Physics-Related Books

 

  • "Big picture" books related to cosmology
    • Just Six Numbers: The Deep Forces that Shape the Universe by Martin Rees. A short but stimulating book that discusses how many details of the universe and the existence of life itself depend on precise values of certain constants of nature. Why are the properties of the universe so sensitive to these constants and why is it that the constants seem to have just the right precise values for complicated structure, including life, to arise?

    • The First Three Minutes: A Modern View of the Origin of the Universe, Second Edition by Steven Weinberg (Basic Books, 1993).

     

  • Three popular books related to frontiers of particle physics and gravity:
    • The Elegant Universe: Superstrings, Hidden Dimensions, and the Quest for the Ultimate Theory by Brian Greene. A popular non-technical book that tries to explain string theory, one of the current attempts to reconcile the physics of the small (quantum mechanics) with the physics of the large (Einstein's theory of gravity). Along the way you will learn why there may be as many as ten spatial dimensions and that all known particles possibly arise from vibrations of incredibly tiny quantum strings. There is a NOVA television episodebased on this book that you might enjoy watching.
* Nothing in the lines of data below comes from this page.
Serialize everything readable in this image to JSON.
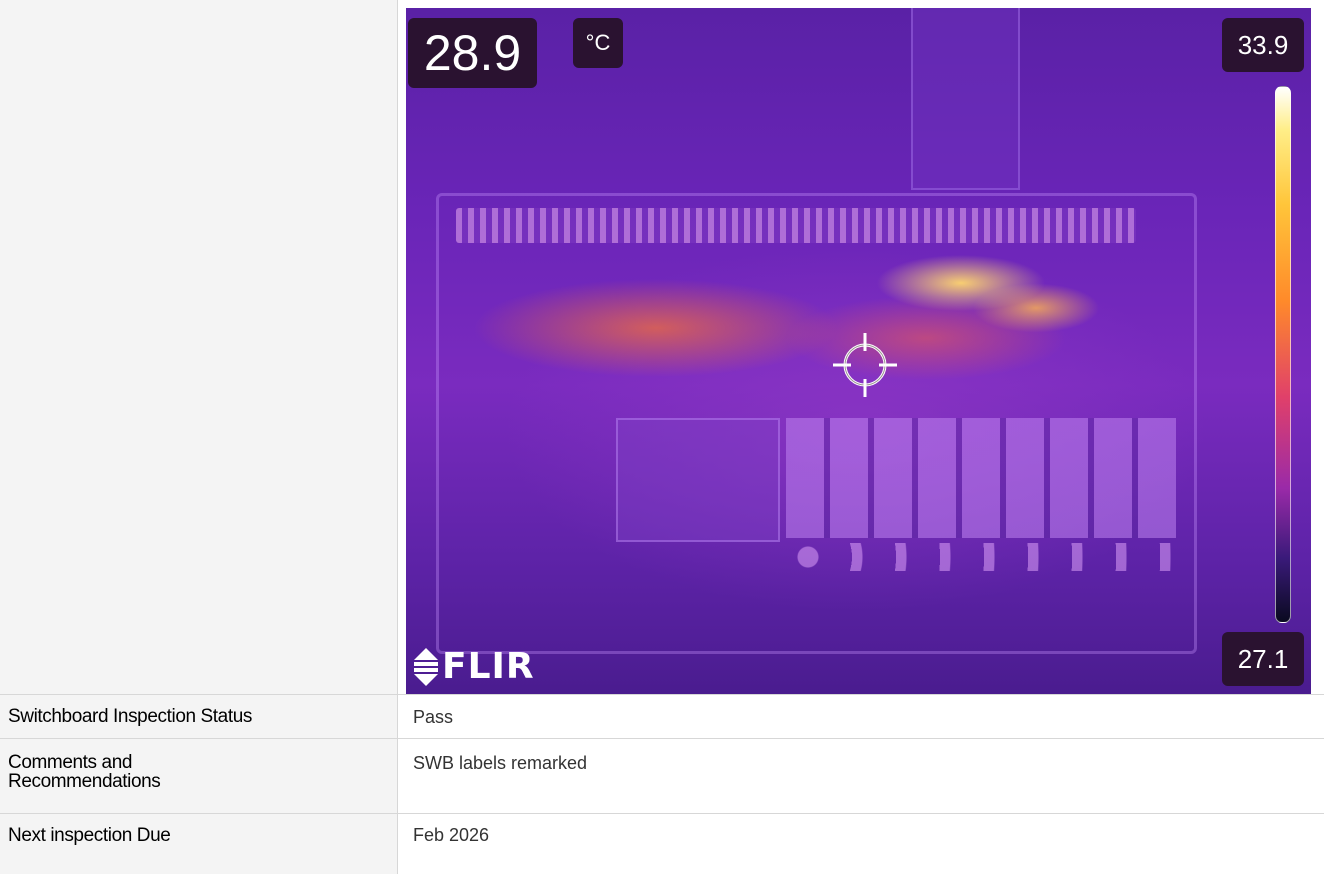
{
  "thermal_image": {
    "temperature_reading": "28.9",
    "unit": "°C",
    "scale_max": "33.9",
    "scale_min": "27.1",
    "brand": "FLIR",
    "palette_colors": [
      "#ffffff",
      "#ffc53a",
      "#e0406a",
      "#7a2bbf",
      "#0a0a20"
    ]
  },
  "rows": [
    {
      "label": "Switchboard Inspection Status",
      "value": "Pass"
    },
    {
      "label": "Comments and Recommendations",
      "value": "SWB labels remarked"
    },
    {
      "label": "Next inspection Due",
      "value": "Feb 2026"
    }
  ],
  "icons": {
    "crosshair": "crosshair-icon",
    "logo": "flir-logo-icon"
  }
}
    • Warped Passages: Unraveling The Mysteries Of The Universe's Hidden Dimensions by Lisa Randall. Another popular book by a leading physicist about the possibility and consequences of more than three spatial dimensions existing.

    • Neutrino Hunters: the Thrilling Chase for a Ghostly Particle to Unlock the Secrets of the Universe" by Ray Jayawardhana (Scientific American, 2013).

     

  • Some non-technical books related to nonlinear dynamics, pattern formation, and networks (related to the question of how does complex structure arise in the world and how does one describe complex structure):
    • Chaos: Making A New Science by James Gleick
    • The Self-Made Tapestry: Pattern Formation in Nature by Philip Ball.
    • Linked: How Everything is Connected to Everyting Else and What it Means by Albert-Laslo Barabasi.

  • The Edge of Physics: A Journey to Earth's Extremes to Unlock the Secrets of the Universeby Anil Anathaswamy. Non-technical book that gives a first-hand look at ten ongoing physics experiments that are addressing the frontiers of physics.

  • The Quest for Consciousness: A Neurobiological Approach by Christof Koch. How does one begin to figure out how brains work and can one explain something as ill-defined as "consciousness"? Theoretical physicist Christof Koch gives a readable, interesting, and mainly non-technical overview of how scientists are making progress in understanding how brains work.

  • Beyond Measure: Modern Physics, Philosophy, and the Meaning of Quantum Theory by Jim Baggott. One of the best non-technical discussions about what is quantum mechanics.

  • Surely You're Joking, Mr. Feynman by Richard P. Feynman. Entertaining stories and musings by one of the great theoretical physicists of the 20th century.

  • Sustainable Energy--Without the Hot Air by David MacKay. One of the better books on the quest for sustainble energy, a major physics challenge for the next few decades. It is free to download from this site.